(Problem)
What is needed is an exact copy of every entry below, minus the images.

(Dataset content)
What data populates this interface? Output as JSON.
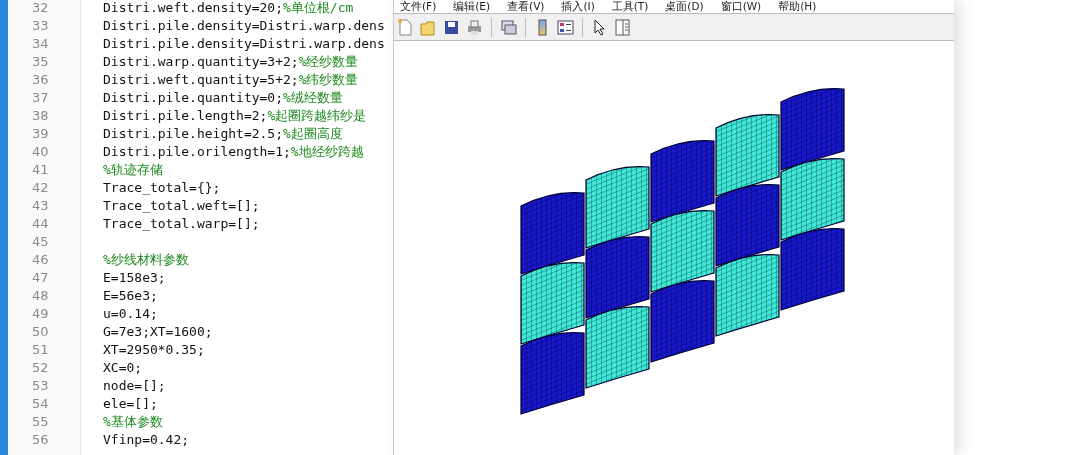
{
  "editor": {
    "lines": [
      {
        "number": "32",
        "code": "Distri.weft.density=20;",
        "comment": "%单位根/cm"
      },
      {
        "number": "33",
        "code": "Distri.pile.density=Distri.warp.dens"
      },
      {
        "number": "34",
        "code": "Distri.pile.density=Distri.warp.dens"
      },
      {
        "number": "35",
        "code": "Distri.warp.quantity=3+2;",
        "comment": "%经纱数量"
      },
      {
        "number": "36",
        "code": "Distri.weft.quantity=5+2;",
        "comment": "%纬纱数量"
      },
      {
        "number": "37",
        "code": "Distri.pile.quantity=0;",
        "comment": "%绒经数量"
      },
      {
        "number": "38",
        "code": "Distri.pile.length=2;",
        "comment": "%起圈跨越纬纱是"
      },
      {
        "number": "39",
        "code": "Distri.pile.height=2.5;",
        "comment": "%起圈高度"
      },
      {
        "number": "40",
        "code": "Distri.pile.orilength=1;",
        "comment": "%地经纱跨越"
      },
      {
        "number": "41",
        "comment": "%轨迹存储"
      },
      {
        "number": "42",
        "code": "Trace_total={};"
      },
      {
        "number": "43",
        "code": "Trace_total.weft=[];"
      },
      {
        "number": "44",
        "code": "Trace_total.warp=[];"
      },
      {
        "number": "45"
      },
      {
        "number": "46",
        "comment": "%纱线材料参数"
      },
      {
        "number": "47",
        "code": "E=158e3;"
      },
      {
        "number": "48",
        "code": "E=56e3;"
      },
      {
        "number": "49",
        "code": "u=0.14;"
      },
      {
        "number": "50",
        "code": "G=7e3;XT=1600;"
      },
      {
        "number": "51",
        "code": "XT=2950*0.35;"
      },
      {
        "number": "52",
        "code": "XC=0;"
      },
      {
        "number": "53",
        "code": "node=[];"
      },
      {
        "number": "54",
        "code": "ele=[];"
      },
      {
        "number": "55",
        "comment": "%基体参数"
      },
      {
        "number": "56",
        "code": "Vfinp=0.42;"
      }
    ]
  },
  "figure": {
    "menu": [
      "文件(F)",
      "编辑(E)",
      "查看(V)",
      "插入(I)",
      "工具(T)",
      "桌面(D)",
      "窗口(W)",
      "帮助(H)"
    ]
  }
}
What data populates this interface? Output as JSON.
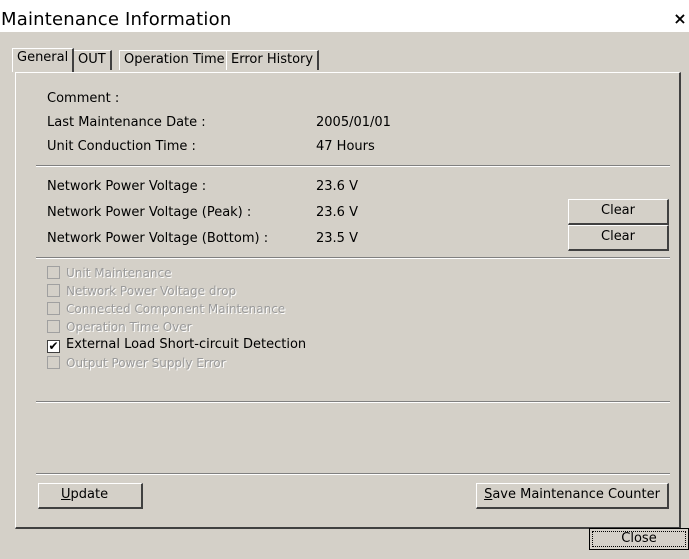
{
  "window": {
    "title": "Maintenance Information",
    "close_glyph": "×"
  },
  "tabs": [
    {
      "label": "General",
      "active": true
    },
    {
      "label": "OUT",
      "active": false
    },
    {
      "label": "Operation Time",
      "active": false
    },
    {
      "label": "Error History",
      "active": false
    }
  ],
  "info": {
    "comment_label": "Comment :",
    "last_maintenance_label": "Last Maintenance Date :",
    "last_maintenance_value": "2005/01/01",
    "conduction_label": "Unit Conduction Time :",
    "conduction_value": "47 Hours",
    "npv_label": "Network Power Voltage :",
    "npv_value": "23.6 V",
    "npv_peak_label": "Network Power Voltage (Peak) :",
    "npv_peak_value": "23.6 V",
    "npv_bottom_label": "Network Power Voltage (Bottom) :",
    "npv_bottom_value": "23.5 V",
    "clear_label": "Clear"
  },
  "checkboxes": [
    {
      "label": "Unit Maintenance",
      "checked": false,
      "enabled": false
    },
    {
      "label": "Network Power Voltage drop",
      "checked": false,
      "enabled": false
    },
    {
      "label": "Connected Component Maintenance",
      "checked": false,
      "enabled": false
    },
    {
      "label": "Operation Time Over",
      "checked": false,
      "enabled": false
    },
    {
      "label": "External Load Short-circuit Detection",
      "checked": true,
      "enabled": true
    },
    {
      "label": "Output Power Supply Error",
      "checked": false,
      "enabled": false
    }
  ],
  "buttons": {
    "update_mnemonic": "U",
    "update_rest": "pdate",
    "save_mnemonic": "S",
    "save_rest": "ave Maintenance Counter",
    "close": "Close"
  },
  "check_glyph": "✔"
}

(Solved problem)
What data populates this interface? Output as JSON.
{
  "editor": {
    "lines": [
      {
        "number": "32",
        "code": "Distri.weft.density=20;",
        "comment": "%单位根/cm"
      },
      {
        "number": "33",
        "code": "Distri.pile.density=Distri.warp.dens"
      },
      {
        "number": "34",
        "code": "Distri.pile.density=Distri.warp.dens"
      },
      {
        "number": "35",
        "code": "Distri.warp.quantity=3+2;",
        "comment": "%经纱数量"
      },
      {
        "number": "36",
        "code": "Distri.weft.quantity=5+2;",
        "comment": "%纬纱数量"
      },
      {
        "number": "37",
        "code": "Distri.pile.quantity=0;",
        "comment": "%绒经数量"
      },
      {
        "number": "38",
        "code": "Distri.pile.length=2;",
        "comment": "%起圈跨越纬纱是"
      },
      {
        "number": "39",
        "code": "Distri.pile.height=2.5;",
        "comment": "%起圈高度"
      },
      {
        "number": "40",
        "code": "Distri.pile.orilength=1;",
        "comment": "%地经纱跨越"
      },
      {
        "number": "41",
        "comment": "%轨迹存储"
      },
      {
        "number": "42",
        "code": "Trace_total={};"
      },
      {
        "number": "43",
        "code": "Trace_total.weft=[];"
      },
      {
        "number": "44",
        "code": "Trace_total.warp=[];"
      },
      {
        "number": "45"
      },
      {
        "number": "46",
        "comment": "%纱线材料参数"
      },
      {
        "number": "47",
        "code": "E=158e3;"
      },
      {
        "number": "48",
        "code": "E=56e3;"
      },
      {
        "number": "49",
        "code": "u=0.14;"
      },
      {
        "number": "50",
        "code": "G=7e3;XT=1600;"
      },
      {
        "number": "51",
        "code": "XT=2950*0.35;"
      },
      {
        "number": "52",
        "code": "XC=0;"
      },
      {
        "number": "53",
        "code": "node=[];"
      },
      {
        "number": "54",
        "code": "ele=[];"
      },
      {
        "number": "55",
        "comment": "%基体参数"
      },
      {
        "number": "56",
        "code": "Vfinp=0.42;"
      }
    ]
  },
  "figure": {
    "menu": [
      "文件(F)",
      "编辑(E)",
      "查看(V)",
      "插入(I)",
      "工具(T)",
      "桌面(D)",
      "窗口(W)",
      "帮助(H)"
    ]
  }
}
What data populates this interface? Output as JSON.
{
  "window": {
    "title": "Maintenance Information",
    "close_glyph": "×"
  },
  "tabs": [
    {
      "label": "General",
      "active": true
    },
    {
      "label": "OUT",
      "active": false
    },
    {
      "label": "Operation Time",
      "active": false
    },
    {
      "label": "Error History",
      "active": false
    }
  ],
  "info": {
    "comment_label": "Comment :",
    "last_maintenance_label": "Last Maintenance Date :",
    "last_maintenance_value": "2005/01/01",
    "conduction_label": "Unit Conduction Time :",
    "conduction_value": "47 Hours",
    "npv_label": "Network Power Voltage :",
    "npv_value": "23.6 V",
    "npv_peak_label": "Network Power Voltage (Peak) :",
    "npv_peak_value": "23.6 V",
    "npv_bottom_label": "Network Power Voltage (Bottom) :",
    "npv_bottom_value": "23.5 V",
    "clear_label": "Clear"
  },
  "checkboxes": [
    {
      "label": "Unit Maintenance",
      "checked": false,
      "enabled": false
    },
    {
      "label": "Network Power Voltage drop",
      "checked": false,
      "enabled": false
    },
    {
      "label": "Connected Component Maintenance",
      "checked": false,
      "enabled": false
    },
    {
      "label": "Operation Time Over",
      "checked": false,
      "enabled": false
    },
    {
      "label": "External Load Short-circuit Detection",
      "checked": true,
      "enabled": true
    },
    {
      "label": "Output Power Supply Error",
      "checked": false,
      "enabled": false
    }
  ],
  "buttons": {
    "update_mnemonic": "U",
    "update_rest": "pdate",
    "save_mnemonic": "S",
    "save_rest": "ave Maintenance Counter",
    "close": "Close"
  },
  "check_glyph": "✔"
}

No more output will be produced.